“Only as someone approaching 30 did I feel informed enough to speak about it to my 114 million followers,” the Reputation star continued, before taking a jab at Trump. “Invoking racism and provoking fear through thinly veiled messaging is not what I want from our leaders, and I realized that it actually is my responsibility to use my influence against that disgusting rhetoric.”


She closed by saying, “I’m going to do more to help. We have a big race coming up next year.”

Elsewhere in the Elle feature, Swift detailed other interesting tidbits she’s learned in the years leading up to 30. Some were fairly trivial (cocktail and dinner party recipes), but a few excerpts touched on heavy subjects like body positivity, misogyny, sexual assault, and violence.

On body image: 

I’ve learned that society is constantly sending very loud messages to women that exhibiting the physical signs of aging is the worst thing that can happen to us. These messages tell women that we aren’t allowed to age. It’s an impossible standard to meet…”


On violence and stalkers: 

After the Manchester Arena bombing and the Vegas concert shooting, I was completely terrified to go on tour this time because I didn’t know how we were going to keep 3 million fans safe over seven months. There was a tremendous amount of planning, expense, and effort put into keeping my fans safe. My fear of violence has continued into my personal life. I carry QuikClot army grade bandage dressing, which is for gunshot or stab wounds. Websites and tabloids have taken it upon themselves to post every home address I’ve ever had online. You get enough stalkers trying to break into your house and you kind of start prepping for bad things. Every day I try to remind myself of the good in the world, the love I’ve witnessed and the faith I have in humanity. We have to live bravely in order to truly feel alive, and that means not being ruled by our greatest fears.

On sexual assault: 
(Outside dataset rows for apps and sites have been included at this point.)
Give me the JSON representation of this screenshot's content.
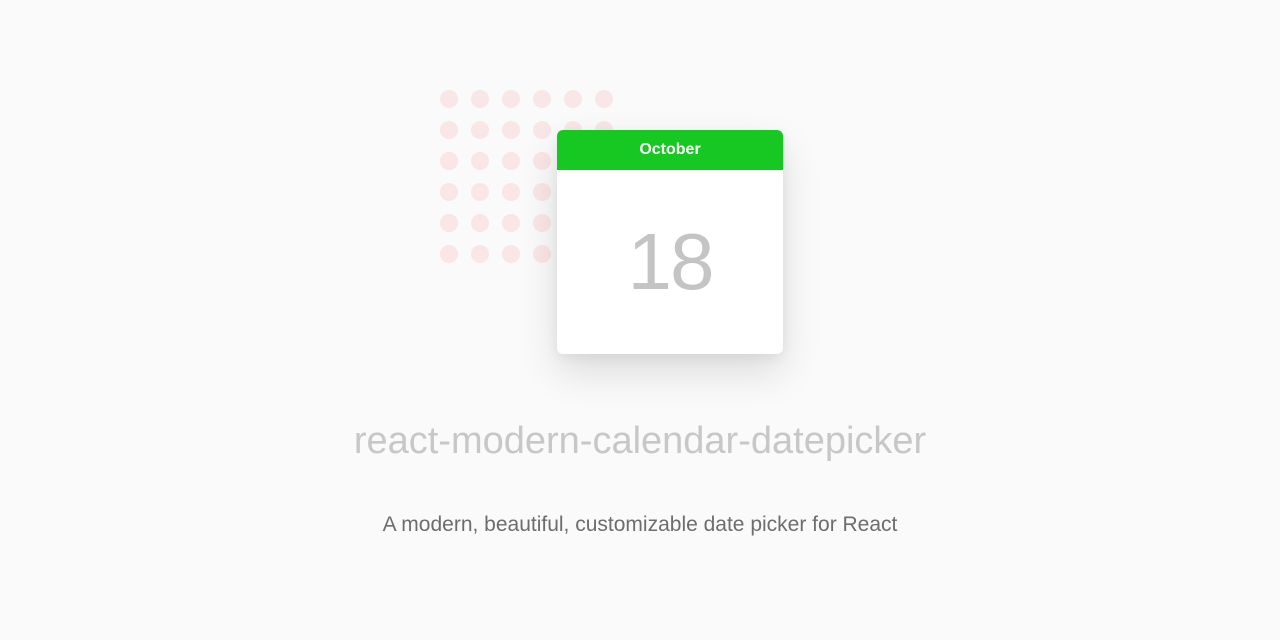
{
  "calendar": {
    "month": "October",
    "day": "18"
  },
  "title": "react-modern-calendar-datepicker",
  "subtitle": "A modern, beautiful, customizable date picker for React",
  "colors": {
    "accent": "#17c823",
    "dot": "#f9e6e6",
    "titleColor": "#c7c7c7",
    "subtitleColor": "#6d6d6d",
    "dayColor": "#c4c4c4",
    "background": "#fafafa"
  }
}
It’s my opinion that in cases of sexual assault, I believe the victim. Coming forward is an agonizing thing to go through. I know because my sexual assault trial was a demoralizing, awful experience. I believe victims because I know firsthand about the shame and stigma that comes with raising your hand and saying “This happened to me.” It’s something no one would choose for themselves. We speak up because we have to, and out of fear that it could happen to someone else if we don’t.

Read the full essay here.